However, Monday, a press release from Tamares Group, that described itself as an international privately owned investment company, said that it had "signed a purchase and sale agreement whereby Tamares, or its designated appointee, will acquire 100% of the Barrick Gaming Corporation subsidiaries which currently lease the Plaza, Las Vegas Club, Western and Gold Spike casinos in Las -Vegas."
The release went on to say, "The four properties cited are now 100% owned by Tamares following the company’s recent acquisition of Barrick."
The release conceded that "certain aspects of the purchase and sale agreement are subject to regulatory approval" but Steve Crystal, Barrick president and hands-on operator of the four casino properties, said that Wednesday’s regulatory hearings would not deal with the Barrick sale. "The meetings were required in order for Tamares to add more money to the Barrick operation," he explained.
The Tamares Group was founded by a Finn named Schlomo Zabludowicz and is now run by his son, Poju.
Commenting on the Barrick affair, Poju Zabludowicz, chairman and CEO of Tamares Group, said:
"The decision to acquire Barrick’s minority holding in these four casino hotels, and to sign the purchase and sale agreement for the subsidiaries leasing the properties, has been driven by two factors.

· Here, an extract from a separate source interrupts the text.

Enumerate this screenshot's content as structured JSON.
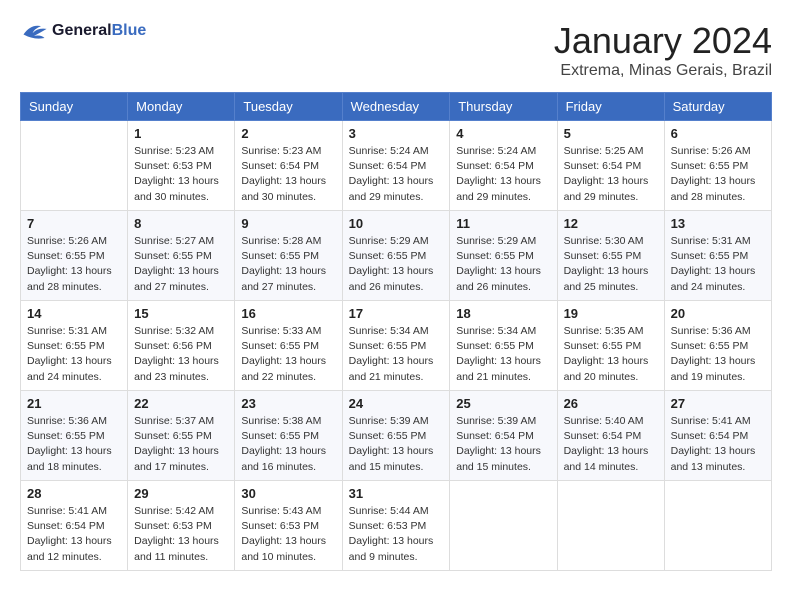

The primary one is that we remain, as we have since looking first at Las Vegas in 2002, very optimistic about the fantastic growth potential of our property portfolio here. The second is that Barrick’s executives wanted to realize the increased value of their stake in the four properties."